I have a recurring argument with creative young people. I have it at public events such as panel discussions, and in my own house. It is about getting paid for ideas. Our arguments reflect a fundamental generational difference of attitude.
I am not alone in debating this issue to death. With the recent arrival in Canada of The Huffington Post, that unapologetic exploiter of eager, clever people, the Web forums are full of articulate disagreement. The Huffington Post does not pay its writers, and is being sued in the United States by a bunch of former contributors who are keenly aware that the online magazine was recently sold to AOL for $315-million. I belong to a newsgroup of Toronto freelance editors and writers, and its pages have been back and forth for most of the past year on the vexing modern questions: What is the difference between canny self-promotion and slave labour? What exactly is a "brand" – and how is it helpful if all it ever produces is more "brand?"
The two sides are neatly divided by generation. Older writers, who have made a living from selling journalism, ghostwriting and corporate writing and who see their writing as a product with a quantifiable monetary value, are horrified that anyone would collaborate with the HuffPo, the Mordor of magazines. It's not a start-up run by ambitious recent graduates, not an environmental or human-rights project, not a good cause of any kind, but the cash-cow possession of a giant media conglomerate. There is no question that the HuffPo can afford to pay, and pay well. You'd think it would be an easy target for a concerted boycott by Canadian writers.
But a recent graduate would say: It's great for my career to publish (which is exactly what HuffPo says). I can publish an opinion piece, basically a blog entry, say anything I want, not be subject to rigorous editing or have to do any difficult research, and then I have something to my name. I'm building my brand. This will be good for me when I send my completed book of essays to an e-publisher, or when I go to investors to look for money to start my own online magazine (that I will then sell to AOL for a zillion jillion dollars).
And hey, he or she would say, it's easy for you old guys to be so snooty. You had it easy. You grew up in a time when there were so few outlets for your work, they were all profitable.

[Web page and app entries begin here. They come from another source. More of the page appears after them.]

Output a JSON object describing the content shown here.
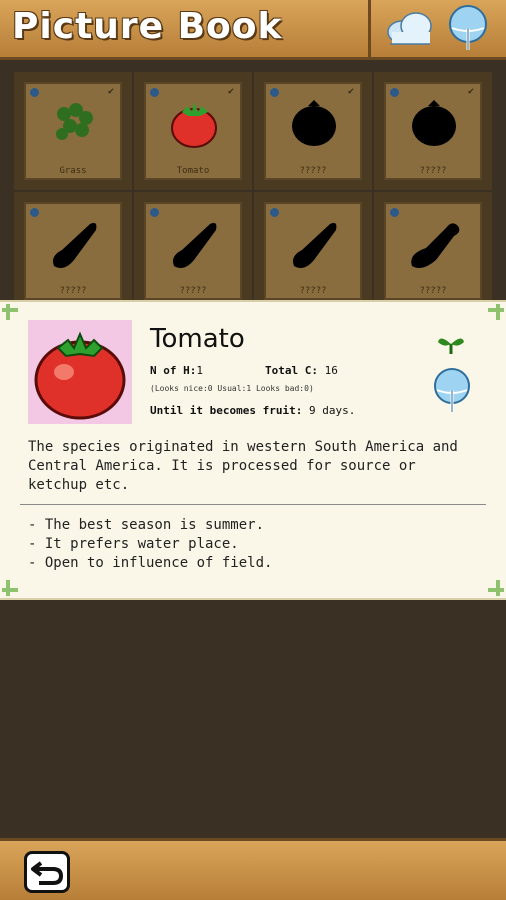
{
  "header": {
    "title": "Picture Book",
    "weather_icon": "cloud-icon",
    "umbrella_icon": "umbrella-icon"
  },
  "grid": {
    "cells": [
      {
        "label": "Grass",
        "shape": "grass",
        "mark": "✔"
      },
      {
        "label": "Tomato",
        "shape": "tomato",
        "mark": "✔"
      },
      {
        "label": "?????",
        "shape": "round",
        "mark": "✔"
      },
      {
        "label": "?????",
        "shape": "round",
        "mark": "✔"
      },
      {
        "label": "?????",
        "shape": "cucumber",
        "mark": ""
      },
      {
        "label": "?????",
        "shape": "cucumber",
        "mark": ""
      },
      {
        "label": "?????",
        "shape": "cucumber",
        "mark": ""
      },
      {
        "label": "?????",
        "shape": "eggplant",
        "mark": ""
      },
      {
        "label": "?????",
        "shape": "round",
        "mark": ""
      },
      {
        "label": "?????",
        "shape": "round",
        "mark": ""
      },
      {
        "label": "?????",
        "shape": "round",
        "mark": ""
      },
      {
        "label": "?????",
        "shape": "round",
        "mark": ""
      },
      {
        "label": "?????",
        "shape": "pumpkin",
        "mark": "✔"
      },
      {
        "label": "?????",
        "shape": "pumpkin",
        "mark": "✔"
      },
      {
        "label": "?????",
        "shape": "corn",
        "mark": "✔"
      },
      {
        "label": "?????",
        "shape": "corn",
        "mark": "✔"
      }
    ]
  },
  "detail": {
    "name": "Tomato",
    "n_of_h_label": "N of H:",
    "n_of_h_value": "1",
    "total_c_label": "Total C:",
    "total_c_value": "16",
    "breakdown": "(Looks nice:0 Usual:1 Looks bad:0)",
    "until_label": "Until it becomes fruit:",
    "until_value": "9 days.",
    "description": "The species originated in western South America and Central America. It is processed for source or ketchup etc.",
    "tips": [
      "- The best season is summer.",
      "- It prefers water place.",
      "- Open to influence of field."
    ]
  },
  "footer": {
    "back_icon": "back-arrow-icon"
  },
  "colors": {
    "wood": "#c68e44",
    "panel": "#fbf7e8",
    "thumb_bg": "#f2c8e4",
    "tomato_red": "#e0302a"
  }
}
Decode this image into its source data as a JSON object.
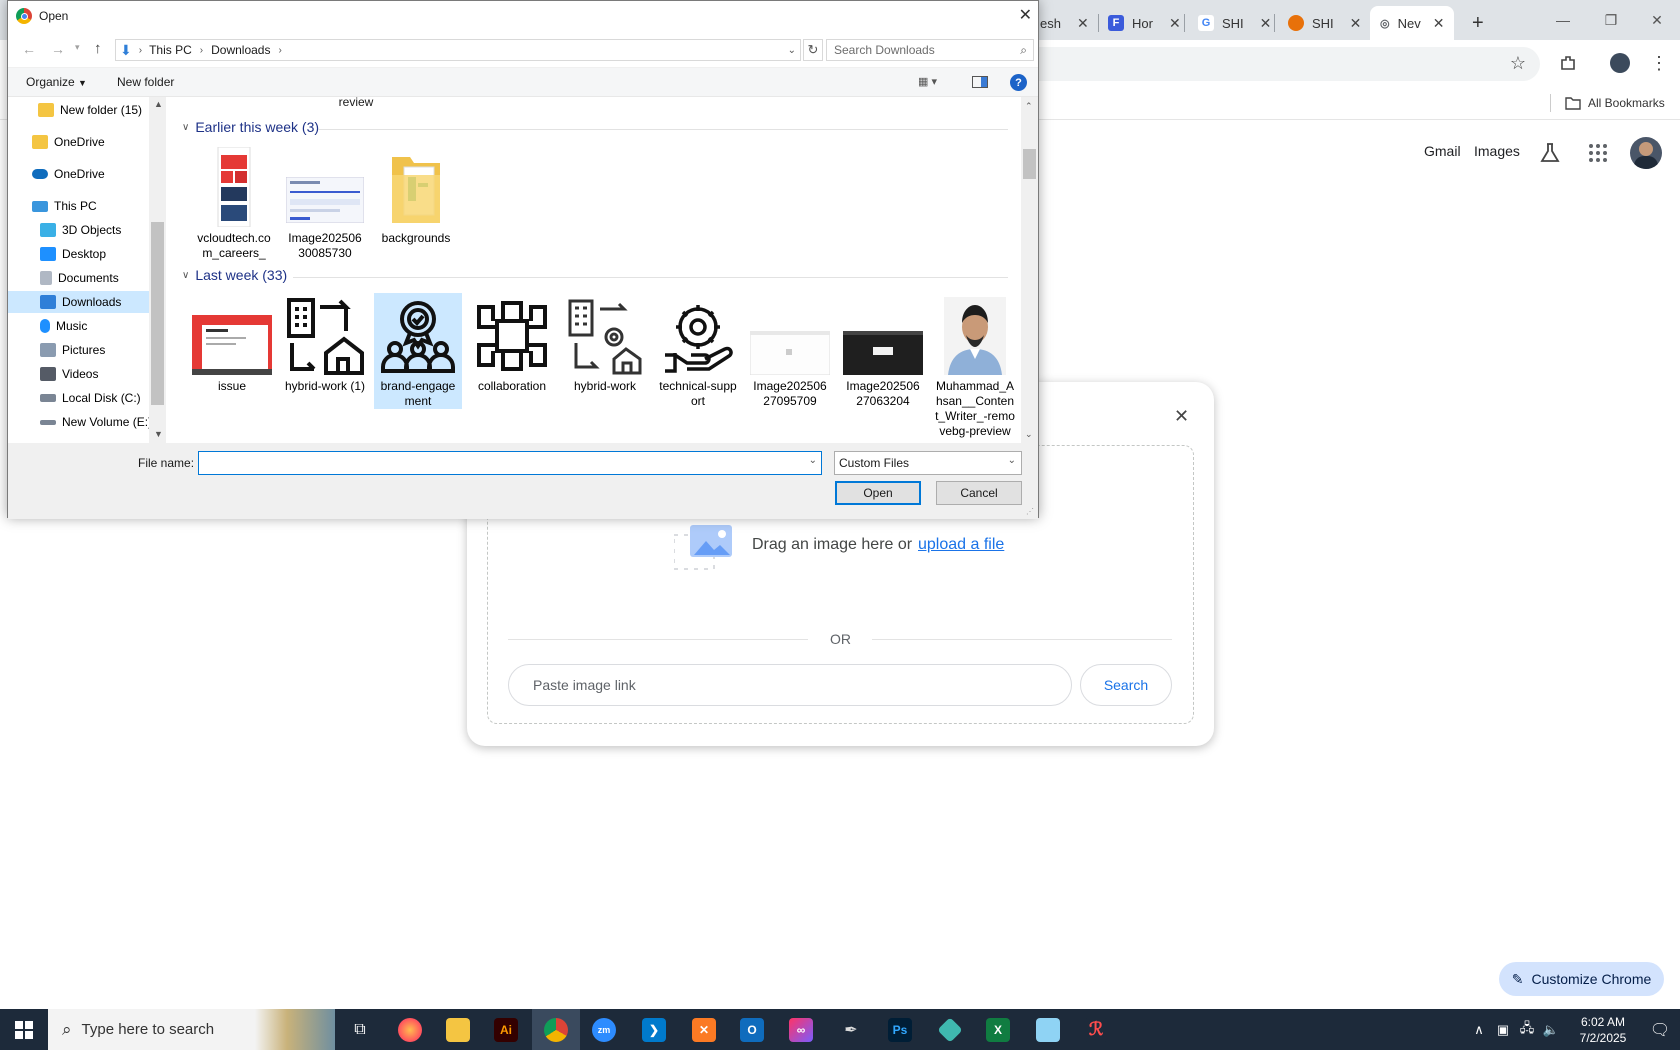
{
  "chrome": {
    "tabs": [
      {
        "label": "esh",
        "fav_color": "#ffffff",
        "fav_glyph": ""
      },
      {
        "label": "Hor",
        "fav_color": "#3b5bdb",
        "fav_glyph": "F"
      },
      {
        "label": "SHI",
        "fav_color": "#4285f4",
        "fav_glyph": "G"
      },
      {
        "label": "SHI",
        "fav_color": "#e8710a",
        "fav_glyph": "O"
      },
      {
        "label": "Nev",
        "fav_color": "#5f6368",
        "fav_glyph": "◎"
      }
    ],
    "new_tab_glyph": "+",
    "bookmarks_label": "All Bookmarks"
  },
  "google": {
    "gmail": "Gmail",
    "images": "Images"
  },
  "lens": {
    "drag_text": "Drag an image here or",
    "upload_link": "upload a file",
    "or_text": "OR",
    "paste_placeholder": "Paste image link",
    "search_button": "Search",
    "close_glyph": "✕"
  },
  "customize_chrome": "Customize Chrome",
  "dialog": {
    "title": "Open",
    "breadcrumb": [
      "This PC",
      "Downloads"
    ],
    "search_placeholder": "Search Downloads",
    "organize": "Organize",
    "new_folder": "New folder",
    "help_glyph": "?",
    "nav": [
      {
        "label": "New folder (15)",
        "icon": "folder-icon",
        "color": "#f4c542"
      },
      {
        "label": "OneDrive",
        "icon": "folder-icon",
        "color": "#f4c542"
      },
      {
        "label": "OneDrive",
        "icon": "cloud-icon",
        "color": "#0f6cbd"
      },
      {
        "label": "This PC",
        "icon": "computer-icon",
        "color": "#3a96dd"
      },
      {
        "label": "3D Objects",
        "icon": "cube-icon",
        "color": "#3ab0e6"
      },
      {
        "label": "Desktop",
        "icon": "desktop-icon",
        "color": "#1e90ff"
      },
      {
        "label": "Documents",
        "icon": "document-icon",
        "color": "#b0b8c4"
      },
      {
        "label": "Downloads",
        "icon": "download-icon",
        "color": "#2f7fd8"
      },
      {
        "label": "Music",
        "icon": "music-icon",
        "color": "#1e90ff"
      },
      {
        "label": "Pictures",
        "icon": "pictures-icon",
        "color": "#8a9bb0"
      },
      {
        "label": "Videos",
        "icon": "videos-icon",
        "color": "#555b66"
      },
      {
        "label": "Local Disk (C:)",
        "icon": "disk-icon",
        "color": "#7a8594"
      },
      {
        "label": "New Volume (E:)",
        "icon": "drive-icon",
        "color": "#7a8594"
      }
    ],
    "partial_top_label": "review",
    "groups": [
      {
        "heading": "Earlier this week (3)",
        "files": [
          {
            "name": "vcloudtech.com_careers_",
            "thumb": "doc-red"
          },
          {
            "name": "Image20250630085730",
            "thumb": "screenshot-light"
          },
          {
            "name": "backgrounds",
            "thumb": "folder"
          }
        ]
      },
      {
        "heading": "Last week (33)",
        "files": [
          {
            "name": "issue",
            "thumb": "slide-red"
          },
          {
            "name": "hybrid-work (1)",
            "thumb": "icon-building-home"
          },
          {
            "name": "brand-engagement",
            "thumb": "icon-badge-people"
          },
          {
            "name": "collaboration",
            "thumb": "icon-hands"
          },
          {
            "name": "hybrid-work",
            "thumb": "icon-building-gear"
          },
          {
            "name": "technical-support",
            "thumb": "icon-gear-hand"
          },
          {
            "name": "Image20250627095709",
            "thumb": "screenshot-white"
          },
          {
            "name": "Image20250627063204",
            "thumb": "screenshot-dark"
          },
          {
            "name": "Muhammad_Ahsan__Content_Writer_-removebg-preview",
            "thumb": "portrait"
          }
        ]
      }
    ],
    "filename_label": "File name:",
    "filename_value": "",
    "filetype": "Custom Files",
    "open_button": "Open",
    "cancel_button": "Cancel"
  },
  "taskbar": {
    "search_placeholder": "Type here to search",
    "time": "6:02 AM",
    "date": "7/2/2025"
  }
}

You published books when people bought books, and your publishers did your marketing for you. How are we supposed to get our voices known in an infinitely wider and more crowded room unless we speak loudly and often? We can't afford to wait to be paid for it.
There now exists an entire generation of intelligent people who have grown up without any expectation of compensation for imaginative work. Ever since they were teenagers, they had clever thoughts, they posted them online, people reacted immediately. They take a photo, they upload it right away; they don't even try to sell it. Somehow, they know, money will come in from another source. They can get famous fast this way, and it's gratifying to have a huge audience.
Furthermore, they can write about, or film, whatever they want, and that's very attractive. They never have to prove themselves by chasing down police radio calls on the night shift, or by writing a dozen numbing profiles on local hair-salon owners. They can go right into wise observations on Iraq and gender roles.
We old farts did that tiring reporting/interviewing stuff for years before we were allowed to write our opinions on things. I still don't even aspire to this ideal of not being edited; not being edited doesn't seem like a benefit to me. I still have a deep-rooted (and unjustified) instinct telling me that something published has value only if it has been commissioned by someone else.
I am biased in this debate: I don't care so much about the young people's careers, I care about mine, and if they don't play along in the work-for-pay convention, then all of our incomes are undercut. This is why other trades have unions. But creators are not very good at solidarity.